Dr. Jonathan Fram, project manager for the Endurance Array, is quoted in this Eos article about the potential implications of the cancellation of the spring cruise to recover and redeploy equipment at the Endurance Array:

With research cruises postponed, scientists are trying to get home safe, and others worry about the fate of their instruments left at sea.

By Jessica Duncombe
Oceanographer Rainer Lohmann from the University of Rhode Island was on a research cruise near Barbados when the coronavirus spread rapidly into a pandemic.“When we left, everything was normal,” Lohmann said, speaking by phone while his ship, the R/V Endeavor, waited to dock in the city of Praia in Cape Verde on 17 March. “Now what we’re hearing and seeing is that we’re coming back to a country where we have to fight for toilet paper, where there are no hand sanitizers left, and you can’t go out to restaurants.”The Endeavor left the Caribbean island of Barbados in late February and set off toward Cape Verde near West Africa, collecting sediment cores as it went. Lohmann and his team were investigating whether ocean sediments thousands of meters below the surface contained traces of atmospheric black carbon. After traversing much of the Atlantic Ocean, they had all the samples they needed and planned to fly home via Europe in mid-March.But they faced a problem: The United States had just imposed strict travel restrictions through Europe. They needed a new way home.

Past Plans Scrapped…

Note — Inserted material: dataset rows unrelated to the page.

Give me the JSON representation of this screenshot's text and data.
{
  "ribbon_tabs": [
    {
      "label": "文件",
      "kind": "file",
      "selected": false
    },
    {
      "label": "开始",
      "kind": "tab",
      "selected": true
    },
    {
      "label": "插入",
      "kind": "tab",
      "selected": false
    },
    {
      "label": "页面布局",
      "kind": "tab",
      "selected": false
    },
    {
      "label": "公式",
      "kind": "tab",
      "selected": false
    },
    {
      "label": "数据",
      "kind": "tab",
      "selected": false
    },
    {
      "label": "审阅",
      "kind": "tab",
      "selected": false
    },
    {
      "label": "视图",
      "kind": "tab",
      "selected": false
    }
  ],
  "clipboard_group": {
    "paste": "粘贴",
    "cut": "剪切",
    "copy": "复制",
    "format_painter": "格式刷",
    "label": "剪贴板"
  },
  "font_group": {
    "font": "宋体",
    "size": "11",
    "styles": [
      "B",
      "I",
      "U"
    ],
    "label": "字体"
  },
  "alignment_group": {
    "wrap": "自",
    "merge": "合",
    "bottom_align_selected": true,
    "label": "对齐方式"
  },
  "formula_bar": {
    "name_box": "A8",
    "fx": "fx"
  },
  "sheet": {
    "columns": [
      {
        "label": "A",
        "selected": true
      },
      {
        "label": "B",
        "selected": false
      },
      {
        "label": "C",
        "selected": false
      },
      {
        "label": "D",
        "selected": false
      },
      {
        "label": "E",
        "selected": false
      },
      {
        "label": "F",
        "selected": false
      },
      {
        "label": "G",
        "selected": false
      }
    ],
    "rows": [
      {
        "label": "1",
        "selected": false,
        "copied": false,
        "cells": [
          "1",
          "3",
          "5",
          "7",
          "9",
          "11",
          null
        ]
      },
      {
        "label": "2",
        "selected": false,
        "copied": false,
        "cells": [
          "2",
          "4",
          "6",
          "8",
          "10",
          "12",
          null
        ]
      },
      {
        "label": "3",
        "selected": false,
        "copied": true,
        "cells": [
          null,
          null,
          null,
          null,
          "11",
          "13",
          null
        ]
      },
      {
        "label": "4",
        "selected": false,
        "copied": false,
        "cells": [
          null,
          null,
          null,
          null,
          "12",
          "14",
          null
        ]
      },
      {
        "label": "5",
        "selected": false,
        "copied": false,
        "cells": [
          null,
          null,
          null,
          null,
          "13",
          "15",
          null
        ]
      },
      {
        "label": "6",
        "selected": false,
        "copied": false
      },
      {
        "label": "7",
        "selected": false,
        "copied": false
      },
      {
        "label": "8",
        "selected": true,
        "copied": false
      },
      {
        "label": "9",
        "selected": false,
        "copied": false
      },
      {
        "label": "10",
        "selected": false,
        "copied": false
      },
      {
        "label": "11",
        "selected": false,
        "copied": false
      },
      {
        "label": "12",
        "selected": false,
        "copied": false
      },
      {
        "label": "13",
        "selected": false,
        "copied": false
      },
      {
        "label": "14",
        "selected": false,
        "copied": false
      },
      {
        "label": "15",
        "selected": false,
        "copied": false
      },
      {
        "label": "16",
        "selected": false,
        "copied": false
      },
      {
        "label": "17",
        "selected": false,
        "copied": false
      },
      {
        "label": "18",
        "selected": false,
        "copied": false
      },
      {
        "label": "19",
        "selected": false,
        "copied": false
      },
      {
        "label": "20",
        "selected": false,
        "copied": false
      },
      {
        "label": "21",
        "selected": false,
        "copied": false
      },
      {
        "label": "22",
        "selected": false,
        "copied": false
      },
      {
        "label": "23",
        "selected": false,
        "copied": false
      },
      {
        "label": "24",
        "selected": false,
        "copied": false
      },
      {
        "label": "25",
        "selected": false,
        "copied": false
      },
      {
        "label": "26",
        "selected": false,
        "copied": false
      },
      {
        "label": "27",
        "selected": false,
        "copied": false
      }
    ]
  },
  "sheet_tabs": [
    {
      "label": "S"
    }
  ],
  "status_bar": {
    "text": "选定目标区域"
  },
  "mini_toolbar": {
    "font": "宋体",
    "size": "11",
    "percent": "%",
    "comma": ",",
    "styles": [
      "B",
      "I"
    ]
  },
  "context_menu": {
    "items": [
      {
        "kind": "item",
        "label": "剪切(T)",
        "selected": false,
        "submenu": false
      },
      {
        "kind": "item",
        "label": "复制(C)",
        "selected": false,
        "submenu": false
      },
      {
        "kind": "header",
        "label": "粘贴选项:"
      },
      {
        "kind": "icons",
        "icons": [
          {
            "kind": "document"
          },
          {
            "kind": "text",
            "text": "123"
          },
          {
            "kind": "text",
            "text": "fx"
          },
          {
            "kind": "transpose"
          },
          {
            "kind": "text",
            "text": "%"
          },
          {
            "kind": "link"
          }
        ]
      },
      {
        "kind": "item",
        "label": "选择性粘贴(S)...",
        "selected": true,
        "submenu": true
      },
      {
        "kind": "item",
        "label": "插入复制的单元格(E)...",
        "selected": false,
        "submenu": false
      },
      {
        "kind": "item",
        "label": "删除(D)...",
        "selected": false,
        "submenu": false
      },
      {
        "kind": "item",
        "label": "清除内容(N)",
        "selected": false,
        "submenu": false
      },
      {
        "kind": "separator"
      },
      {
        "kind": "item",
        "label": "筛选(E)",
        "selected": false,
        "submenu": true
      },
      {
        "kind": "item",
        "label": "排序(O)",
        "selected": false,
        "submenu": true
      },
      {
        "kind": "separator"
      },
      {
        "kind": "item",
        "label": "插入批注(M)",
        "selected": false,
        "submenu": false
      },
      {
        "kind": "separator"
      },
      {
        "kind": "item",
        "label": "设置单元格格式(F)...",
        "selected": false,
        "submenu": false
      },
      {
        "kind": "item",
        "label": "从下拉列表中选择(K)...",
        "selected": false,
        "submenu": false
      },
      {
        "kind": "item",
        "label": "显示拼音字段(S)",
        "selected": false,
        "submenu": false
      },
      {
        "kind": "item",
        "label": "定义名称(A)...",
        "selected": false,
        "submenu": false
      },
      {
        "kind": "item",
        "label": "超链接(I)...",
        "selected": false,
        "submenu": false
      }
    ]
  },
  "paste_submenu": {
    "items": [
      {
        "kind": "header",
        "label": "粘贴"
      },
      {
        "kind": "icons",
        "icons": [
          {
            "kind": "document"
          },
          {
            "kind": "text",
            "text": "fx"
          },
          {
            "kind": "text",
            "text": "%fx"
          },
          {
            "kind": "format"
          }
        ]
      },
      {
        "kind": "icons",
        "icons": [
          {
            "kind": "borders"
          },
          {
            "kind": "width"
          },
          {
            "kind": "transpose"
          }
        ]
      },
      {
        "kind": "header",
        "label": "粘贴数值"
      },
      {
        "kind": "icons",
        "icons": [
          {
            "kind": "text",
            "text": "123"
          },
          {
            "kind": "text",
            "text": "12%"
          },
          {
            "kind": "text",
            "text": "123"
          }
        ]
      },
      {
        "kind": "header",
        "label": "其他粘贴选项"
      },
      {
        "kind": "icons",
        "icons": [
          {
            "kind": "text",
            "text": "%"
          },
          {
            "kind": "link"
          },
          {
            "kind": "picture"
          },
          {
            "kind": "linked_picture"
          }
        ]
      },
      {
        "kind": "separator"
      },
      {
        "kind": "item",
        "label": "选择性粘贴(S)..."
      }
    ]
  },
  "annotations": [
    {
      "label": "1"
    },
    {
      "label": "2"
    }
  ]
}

Scientists around the world are scrambling to adjust to a rapidly changing environment. Researchers are shuttering their labs, switching to remote observing on telescopes, and learning to present their work virtually.